◆ EXERCISE DETAILS
In the entries that follow, how many lines hold the string "Emprendedor"? Give only that number.

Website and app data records
══════════════════════════════
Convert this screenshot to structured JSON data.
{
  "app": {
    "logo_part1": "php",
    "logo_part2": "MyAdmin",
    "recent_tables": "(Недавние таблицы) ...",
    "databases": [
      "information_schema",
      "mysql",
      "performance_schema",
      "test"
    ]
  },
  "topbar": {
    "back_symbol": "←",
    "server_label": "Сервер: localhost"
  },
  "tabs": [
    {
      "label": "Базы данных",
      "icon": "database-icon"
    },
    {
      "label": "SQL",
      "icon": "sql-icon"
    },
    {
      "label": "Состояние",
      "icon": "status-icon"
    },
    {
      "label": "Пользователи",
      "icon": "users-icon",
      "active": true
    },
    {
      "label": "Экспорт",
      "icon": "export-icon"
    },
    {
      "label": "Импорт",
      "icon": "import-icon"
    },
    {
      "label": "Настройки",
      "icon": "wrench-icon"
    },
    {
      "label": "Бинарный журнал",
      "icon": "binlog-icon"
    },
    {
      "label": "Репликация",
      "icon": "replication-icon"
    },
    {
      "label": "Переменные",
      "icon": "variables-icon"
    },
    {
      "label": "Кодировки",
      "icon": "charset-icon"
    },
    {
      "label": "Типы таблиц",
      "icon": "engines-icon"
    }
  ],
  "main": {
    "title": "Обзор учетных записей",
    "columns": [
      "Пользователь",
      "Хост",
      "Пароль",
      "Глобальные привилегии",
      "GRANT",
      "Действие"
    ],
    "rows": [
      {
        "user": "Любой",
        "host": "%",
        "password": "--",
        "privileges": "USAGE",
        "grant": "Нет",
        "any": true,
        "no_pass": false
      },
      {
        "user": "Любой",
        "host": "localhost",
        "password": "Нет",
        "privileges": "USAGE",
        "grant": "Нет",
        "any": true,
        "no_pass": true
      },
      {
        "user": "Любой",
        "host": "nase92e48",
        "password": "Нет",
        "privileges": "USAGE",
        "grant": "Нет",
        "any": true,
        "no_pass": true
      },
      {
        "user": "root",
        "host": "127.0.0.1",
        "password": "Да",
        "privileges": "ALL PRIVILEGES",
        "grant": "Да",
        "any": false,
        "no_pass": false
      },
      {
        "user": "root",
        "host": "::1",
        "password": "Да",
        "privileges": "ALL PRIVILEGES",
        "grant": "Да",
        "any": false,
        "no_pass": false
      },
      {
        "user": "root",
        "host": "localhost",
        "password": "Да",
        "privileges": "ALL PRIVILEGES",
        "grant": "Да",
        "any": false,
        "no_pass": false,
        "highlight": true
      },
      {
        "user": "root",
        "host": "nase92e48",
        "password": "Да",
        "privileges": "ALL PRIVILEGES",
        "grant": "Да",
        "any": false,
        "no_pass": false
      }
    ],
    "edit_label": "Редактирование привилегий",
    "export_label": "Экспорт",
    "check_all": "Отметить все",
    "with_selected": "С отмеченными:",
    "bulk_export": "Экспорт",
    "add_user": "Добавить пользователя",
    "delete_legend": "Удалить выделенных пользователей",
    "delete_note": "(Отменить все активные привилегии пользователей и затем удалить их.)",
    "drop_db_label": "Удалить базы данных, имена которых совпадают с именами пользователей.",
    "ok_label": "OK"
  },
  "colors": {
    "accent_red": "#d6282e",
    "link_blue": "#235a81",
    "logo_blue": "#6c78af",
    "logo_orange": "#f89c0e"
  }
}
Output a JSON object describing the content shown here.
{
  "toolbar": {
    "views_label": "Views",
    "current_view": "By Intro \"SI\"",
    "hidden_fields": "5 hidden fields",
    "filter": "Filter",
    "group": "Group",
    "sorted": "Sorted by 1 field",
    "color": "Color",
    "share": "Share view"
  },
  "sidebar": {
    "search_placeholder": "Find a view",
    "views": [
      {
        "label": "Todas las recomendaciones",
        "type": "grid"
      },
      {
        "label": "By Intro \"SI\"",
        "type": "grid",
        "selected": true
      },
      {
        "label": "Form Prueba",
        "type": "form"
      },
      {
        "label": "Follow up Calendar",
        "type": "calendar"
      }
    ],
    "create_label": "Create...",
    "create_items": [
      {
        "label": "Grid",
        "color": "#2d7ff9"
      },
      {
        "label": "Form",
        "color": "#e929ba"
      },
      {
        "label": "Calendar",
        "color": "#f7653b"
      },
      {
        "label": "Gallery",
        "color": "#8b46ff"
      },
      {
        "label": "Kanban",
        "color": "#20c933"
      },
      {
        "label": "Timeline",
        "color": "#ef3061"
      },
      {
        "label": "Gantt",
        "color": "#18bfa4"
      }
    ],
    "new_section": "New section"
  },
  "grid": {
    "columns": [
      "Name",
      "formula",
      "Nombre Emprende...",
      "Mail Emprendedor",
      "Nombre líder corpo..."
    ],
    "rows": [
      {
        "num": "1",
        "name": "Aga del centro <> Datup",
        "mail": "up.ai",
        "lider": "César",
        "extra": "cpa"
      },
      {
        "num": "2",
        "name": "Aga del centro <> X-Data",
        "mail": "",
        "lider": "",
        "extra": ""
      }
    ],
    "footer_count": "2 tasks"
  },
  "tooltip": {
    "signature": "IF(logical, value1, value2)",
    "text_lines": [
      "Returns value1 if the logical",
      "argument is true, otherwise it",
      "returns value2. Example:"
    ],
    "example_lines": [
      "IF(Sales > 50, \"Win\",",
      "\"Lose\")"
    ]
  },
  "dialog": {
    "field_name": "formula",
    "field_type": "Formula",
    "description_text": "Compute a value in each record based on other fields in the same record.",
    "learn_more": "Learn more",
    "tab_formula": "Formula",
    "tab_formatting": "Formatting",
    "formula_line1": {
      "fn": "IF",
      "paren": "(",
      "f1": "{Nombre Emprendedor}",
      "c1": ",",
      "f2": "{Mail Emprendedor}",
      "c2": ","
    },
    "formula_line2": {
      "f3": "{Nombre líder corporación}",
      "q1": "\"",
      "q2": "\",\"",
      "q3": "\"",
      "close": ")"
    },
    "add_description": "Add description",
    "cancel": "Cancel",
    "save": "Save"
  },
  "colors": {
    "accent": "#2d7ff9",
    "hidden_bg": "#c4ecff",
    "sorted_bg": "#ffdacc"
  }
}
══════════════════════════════
◆ RESPONSE
3